We saw this hit the fan early today, hot on the tail of the AMBER Alert post. Apparently the 1.3 update to Tweetie, a popular Twitter client for iPhone we've covered before, has been denied release in the App Store because the app could potentially show "offensive language."
As you may know, blatantly offensive apps (like really "adult" content) are verboten on Apple's store. Unfortunately, that rule was probably intended to keep X-rated content (maybe hard R as well) off the store, not inadvertently prevent an update to a popular Twitter client. In this case, the offensive material could pop up in Twitter trend searches -- never mind that you can find much worse using Google's search app or mobile Safari itself.
This latest episode plus the Amber Alert app's delay and many other examples continue to shine a light on what is clearly a broken approval process. As Engadget's Nilay Patel says, "It's time to drop the seemingly-random black-box approach... and actually work with innovative developers like Tweetie's Loren Brichter to push your platform forward in the face of newly-stiff competition."
That last point is important, because hardware companies are working hard to avoid an iPod-like market lead for the iPhone. Last night's demo of the Palm Pre had my eyebrows raised, to be sure.
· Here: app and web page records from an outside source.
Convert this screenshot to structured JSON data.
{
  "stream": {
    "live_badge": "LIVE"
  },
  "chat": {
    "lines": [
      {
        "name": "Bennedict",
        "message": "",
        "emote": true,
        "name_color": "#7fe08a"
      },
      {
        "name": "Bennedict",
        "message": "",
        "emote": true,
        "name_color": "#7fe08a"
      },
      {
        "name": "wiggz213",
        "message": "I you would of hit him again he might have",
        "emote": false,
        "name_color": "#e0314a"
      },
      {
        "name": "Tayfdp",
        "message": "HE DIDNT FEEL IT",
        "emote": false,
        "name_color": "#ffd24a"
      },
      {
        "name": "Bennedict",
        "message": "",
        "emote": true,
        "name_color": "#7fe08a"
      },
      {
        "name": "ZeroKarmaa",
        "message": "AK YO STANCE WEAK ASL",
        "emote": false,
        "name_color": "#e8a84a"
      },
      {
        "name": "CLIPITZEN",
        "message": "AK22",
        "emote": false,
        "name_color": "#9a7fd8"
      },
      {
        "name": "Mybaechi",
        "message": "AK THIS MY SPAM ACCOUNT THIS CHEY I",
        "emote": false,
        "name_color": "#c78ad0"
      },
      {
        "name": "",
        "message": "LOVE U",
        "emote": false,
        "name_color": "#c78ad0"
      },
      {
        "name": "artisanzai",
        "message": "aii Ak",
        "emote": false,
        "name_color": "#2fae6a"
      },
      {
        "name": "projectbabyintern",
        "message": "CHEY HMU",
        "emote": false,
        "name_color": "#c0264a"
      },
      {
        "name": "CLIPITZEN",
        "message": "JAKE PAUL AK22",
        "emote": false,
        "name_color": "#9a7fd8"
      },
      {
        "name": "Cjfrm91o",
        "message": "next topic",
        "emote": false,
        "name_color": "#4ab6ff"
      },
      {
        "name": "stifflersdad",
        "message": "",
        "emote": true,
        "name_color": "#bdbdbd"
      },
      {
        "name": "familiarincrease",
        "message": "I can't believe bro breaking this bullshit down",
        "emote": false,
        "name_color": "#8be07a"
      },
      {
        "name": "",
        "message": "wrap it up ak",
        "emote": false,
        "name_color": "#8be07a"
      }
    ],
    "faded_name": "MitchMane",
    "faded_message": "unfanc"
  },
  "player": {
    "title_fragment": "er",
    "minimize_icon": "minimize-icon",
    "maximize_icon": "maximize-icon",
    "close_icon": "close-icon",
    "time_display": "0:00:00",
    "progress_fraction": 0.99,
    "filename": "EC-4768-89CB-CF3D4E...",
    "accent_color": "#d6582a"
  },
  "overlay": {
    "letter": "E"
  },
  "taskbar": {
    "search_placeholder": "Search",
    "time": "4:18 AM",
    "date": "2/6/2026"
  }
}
If Apple can't quit shooting the feet of some of the best developers out there, it'll be all too easy for them to switch to a platform that provides less restrictions, less doubt and less uncertainty.
[Via The iPhone Blog]